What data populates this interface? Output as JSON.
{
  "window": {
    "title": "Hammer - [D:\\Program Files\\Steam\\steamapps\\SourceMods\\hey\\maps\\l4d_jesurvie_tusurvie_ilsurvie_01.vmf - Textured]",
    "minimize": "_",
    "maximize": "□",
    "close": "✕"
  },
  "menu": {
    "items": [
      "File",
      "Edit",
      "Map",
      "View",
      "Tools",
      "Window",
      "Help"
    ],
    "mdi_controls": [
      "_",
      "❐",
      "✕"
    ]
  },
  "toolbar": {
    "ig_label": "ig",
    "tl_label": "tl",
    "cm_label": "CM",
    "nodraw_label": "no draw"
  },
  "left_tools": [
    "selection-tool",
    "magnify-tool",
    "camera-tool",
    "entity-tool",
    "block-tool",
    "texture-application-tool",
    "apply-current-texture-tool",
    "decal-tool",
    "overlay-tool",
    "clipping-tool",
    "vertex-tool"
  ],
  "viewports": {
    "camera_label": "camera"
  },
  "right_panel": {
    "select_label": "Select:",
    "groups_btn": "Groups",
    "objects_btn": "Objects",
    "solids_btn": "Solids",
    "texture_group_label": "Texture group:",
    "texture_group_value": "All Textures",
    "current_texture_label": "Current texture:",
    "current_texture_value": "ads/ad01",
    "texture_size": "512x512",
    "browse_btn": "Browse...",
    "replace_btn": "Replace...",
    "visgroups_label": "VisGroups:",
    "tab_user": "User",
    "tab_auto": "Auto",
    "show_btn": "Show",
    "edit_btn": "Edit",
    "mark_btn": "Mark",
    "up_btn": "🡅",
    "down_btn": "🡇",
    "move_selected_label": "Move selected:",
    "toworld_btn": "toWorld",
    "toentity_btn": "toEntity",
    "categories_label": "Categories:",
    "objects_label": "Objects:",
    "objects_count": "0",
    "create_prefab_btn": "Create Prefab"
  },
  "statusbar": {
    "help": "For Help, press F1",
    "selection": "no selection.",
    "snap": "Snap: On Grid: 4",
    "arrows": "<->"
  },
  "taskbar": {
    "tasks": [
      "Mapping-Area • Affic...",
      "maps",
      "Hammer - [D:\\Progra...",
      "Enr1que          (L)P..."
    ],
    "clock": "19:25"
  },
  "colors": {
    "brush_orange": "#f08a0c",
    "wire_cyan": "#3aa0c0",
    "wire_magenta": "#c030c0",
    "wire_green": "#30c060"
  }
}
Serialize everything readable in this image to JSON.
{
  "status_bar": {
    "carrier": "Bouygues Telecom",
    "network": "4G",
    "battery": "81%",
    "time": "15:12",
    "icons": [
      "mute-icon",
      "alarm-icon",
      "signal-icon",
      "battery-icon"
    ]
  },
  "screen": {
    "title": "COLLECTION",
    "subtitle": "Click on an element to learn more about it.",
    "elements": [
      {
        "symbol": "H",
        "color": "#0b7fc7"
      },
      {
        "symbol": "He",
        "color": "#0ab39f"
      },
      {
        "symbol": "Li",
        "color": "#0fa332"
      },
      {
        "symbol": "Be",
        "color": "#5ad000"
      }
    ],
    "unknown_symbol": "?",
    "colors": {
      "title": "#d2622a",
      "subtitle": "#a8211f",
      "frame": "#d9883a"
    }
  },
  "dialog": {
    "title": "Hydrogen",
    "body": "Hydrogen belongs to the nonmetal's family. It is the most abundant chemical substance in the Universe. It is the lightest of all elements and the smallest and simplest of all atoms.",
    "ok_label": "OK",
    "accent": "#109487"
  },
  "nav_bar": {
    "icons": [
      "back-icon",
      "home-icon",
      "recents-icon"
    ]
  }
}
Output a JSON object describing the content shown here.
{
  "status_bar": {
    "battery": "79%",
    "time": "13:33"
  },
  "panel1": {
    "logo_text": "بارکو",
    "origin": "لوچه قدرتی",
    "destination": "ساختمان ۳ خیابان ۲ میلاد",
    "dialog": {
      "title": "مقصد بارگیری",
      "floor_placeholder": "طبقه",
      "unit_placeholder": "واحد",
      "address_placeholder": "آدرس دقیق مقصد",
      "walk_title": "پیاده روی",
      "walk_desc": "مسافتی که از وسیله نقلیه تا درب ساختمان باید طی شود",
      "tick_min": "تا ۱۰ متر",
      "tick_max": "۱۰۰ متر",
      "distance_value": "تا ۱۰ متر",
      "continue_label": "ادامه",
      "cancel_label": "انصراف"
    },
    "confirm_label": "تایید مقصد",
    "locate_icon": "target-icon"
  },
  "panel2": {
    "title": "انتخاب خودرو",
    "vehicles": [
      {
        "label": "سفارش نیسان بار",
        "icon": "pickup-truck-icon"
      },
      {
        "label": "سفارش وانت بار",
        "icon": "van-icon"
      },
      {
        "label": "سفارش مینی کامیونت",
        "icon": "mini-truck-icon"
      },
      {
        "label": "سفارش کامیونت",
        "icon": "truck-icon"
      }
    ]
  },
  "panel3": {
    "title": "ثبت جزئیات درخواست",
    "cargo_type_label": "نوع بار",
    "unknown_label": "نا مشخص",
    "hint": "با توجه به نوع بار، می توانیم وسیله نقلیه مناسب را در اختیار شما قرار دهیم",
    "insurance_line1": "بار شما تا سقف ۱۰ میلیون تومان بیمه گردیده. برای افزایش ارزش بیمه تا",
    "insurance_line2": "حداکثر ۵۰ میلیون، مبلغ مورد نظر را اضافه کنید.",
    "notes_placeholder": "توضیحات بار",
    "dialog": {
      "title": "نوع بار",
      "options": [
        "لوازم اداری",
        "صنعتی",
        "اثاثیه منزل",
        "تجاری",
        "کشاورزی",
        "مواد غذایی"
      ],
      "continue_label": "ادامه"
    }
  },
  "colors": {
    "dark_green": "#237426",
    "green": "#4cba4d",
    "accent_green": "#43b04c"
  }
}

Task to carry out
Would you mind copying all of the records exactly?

Response to the exercise
What data populates this interface? Output as JSON.
{
  "window": {
    "title": "Hammer - [D:\\Program Files\\Steam\\steamapps\\SourceMods\\hey\\maps\\l4d_jesurvie_tusurvie_ilsurvie_01.vmf - Textured]",
    "minimize": "_",
    "maximize": "□",
    "close": "✕"
  },
  "menu": {
    "items": [
      "File",
      "Edit",
      "Map",
      "View",
      "Tools",
      "Window",
      "Help"
    ],
    "mdi_controls": [
      "_",
      "❐",
      "✕"
    ]
  },
  "toolbar": {
    "ig_label": "ig",
    "tl_label": "tl",
    "cm_label": "CM",
    "nodraw_label": "no draw"
  },
  "left_tools": [
    "selection-tool",
    "magnify-tool",
    "camera-tool",
    "entity-tool",
    "block-tool",
    "texture-application-tool",
    "apply-current-texture-tool",
    "decal-tool",
    "overlay-tool",
    "clipping-tool",
    "vertex-tool"
  ],
  "viewports": {
    "camera_label": "camera"
  },
  "right_panel": {
    "select_label": "Select:",
    "groups_btn": "Groups",
    "objects_btn": "Objects",
    "solids_btn": "Solids",
    "texture_group_label": "Texture group:",
    "texture_group_value": "All Textures",
    "current_texture_label": "Current texture:",
    "current_texture_value": "ads/ad01",
    "texture_size": "512x512",
    "browse_btn": "Browse...",
    "replace_btn": "Replace...",
    "visgroups_label": "VisGroups:",
    "tab_user": "User",
    "tab_auto": "Auto",
    "show_btn": "Show",
    "edit_btn": "Edit",
    "mark_btn": "Mark",
    "up_btn": "🡅",
    "down_btn": "🡇",
    "move_selected_label": "Move selected:",
    "toworld_btn": "toWorld",
    "toentity_btn": "toEntity",
    "categories_label": "Categories:",
    "objects_label": "Objects:",
    "objects_count": "0",
    "create_prefab_btn": "Create Prefab"
  },
  "statusbar": {
    "help": "For Help, press F1",
    "selection": "no selection.",
    "snap": "Snap: On Grid: 4",
    "arrows": "<->"
  },
  "taskbar": {
    "tasks": [
      "Mapping-Area • Affic...",
      "maps",
      "Hammer - [D:\\Progra...",
      "Enr1que          (L)P..."
    ],
    "clock": "19:25"
  },
  "colors": {
    "brush_orange": "#f08a0c",
    "wire_cyan": "#3aa0c0",
    "wire_magenta": "#c030c0",
    "wire_green": "#30c060"
  }
}
Serialize everything readable in this image to JSON.
{
  "status_bar": {
    "carrier": "Bouygues Telecom",
    "network": "4G",
    "battery": "81%",
    "time": "15:12",
    "icons": [
      "mute-icon",
      "alarm-icon",
      "signal-icon",
      "battery-icon"
    ]
  },
  "screen": {
    "title": "COLLECTION",
    "subtitle": "Click on an element to learn more about it.",
    "elements": [
      {
        "symbol": "H",
        "color": "#0b7fc7"
      },
      {
        "symbol": "He",
        "color": "#0ab39f"
      },
      {
        "symbol": "Li",
        "color": "#0fa332"
      },
      {
        "symbol": "Be",
        "color": "#5ad000"
      }
    ],
    "unknown_symbol": "?",
    "colors": {
      "title": "#d2622a",
      "subtitle": "#a8211f",
      "frame": "#d9883a"
    }
  },
  "dialog": {
    "title": "Hydrogen",
    "body": "Hydrogen belongs to the nonmetal's family. It is the most abundant chemical substance in the Universe. It is the lightest of all elements and the smallest and simplest of all atoms.",
    "ok_label": "OK",
    "accent": "#109487"
  },
  "nav_bar": {
    "icons": [
      "back-icon",
      "home-icon",
      "recents-icon"
    ]
  }
}
Output a JSON object describing the content shown here.
{
  "status_bar": {
    "battery": "79%",
    "time": "13:33"
  },
  "panel1": {
    "logo_text": "بارکو",
    "origin": "لوچه قدرتی",
    "destination": "ساختمان ۳ خیابان ۲ میلاد",
    "dialog": {
      "title": "مقصد بارگیری",
      "floor_placeholder": "طبقه",
      "unit_placeholder": "واحد",
      "address_placeholder": "آدرس دقیق مقصد",
      "walk_title": "پیاده روی",
      "walk_desc": "مسافتی که از وسیله نقلیه تا درب ساختمان باید طی شود",
      "tick_min": "تا ۱۰ متر",
      "tick_max": "۱۰۰ متر",
      "distance_value": "تا ۱۰ متر",
      "continue_label": "ادامه",
      "cancel_label": "انصراف"
    },
    "confirm_label": "تایید مقصد",
    "locate_icon": "target-icon"
  },
  "panel2": {
    "title": "انتخاب خودرو",
    "vehicles": [
      {
        "label": "سفارش نیسان بار",
        "icon": "pickup-truck-icon"
      },
      {
        "label": "سفارش وانت بار",
        "icon": "van-icon"
      },
      {
        "label": "سفارش مینی کامیونت",
        "icon": "mini-truck-icon"
      },
      {
        "label": "سفارش کامیونت",
        "icon": "truck-icon"
      }
    ]
  },
  "panel3": {
    "title": "ثبت جزئیات درخواست",
    "cargo_type_label": "نوع بار",
    "unknown_label": "نا مشخص",
    "hint": "با توجه به نوع بار، می توانیم وسیله نقلیه مناسب را در اختیار شما قرار دهیم",
    "insurance_line1": "بار شما تا سقف ۱۰ میلیون تومان بیمه گردیده. برای افزایش ارزش بیمه تا",
    "insurance_line2": "حداکثر ۵۰ میلیون، مبلغ مورد نظر را اضافه کنید.",
    "notes_placeholder": "توضیحات بار",
    "dialog": {
      "title": "نوع بار",
      "options": [
        "لوازم اداری",
        "صنعتی",
        "اثاثیه منزل",
        "تجاری",
        "کشاورزی",
        "مواد غذایی"
      ],
      "continue_label": "ادامه"
    }
  },
  "colors": {
    "dark_green": "#237426",
    "green": "#4cba4d",
    "accent_green": "#43b04c"
  }
}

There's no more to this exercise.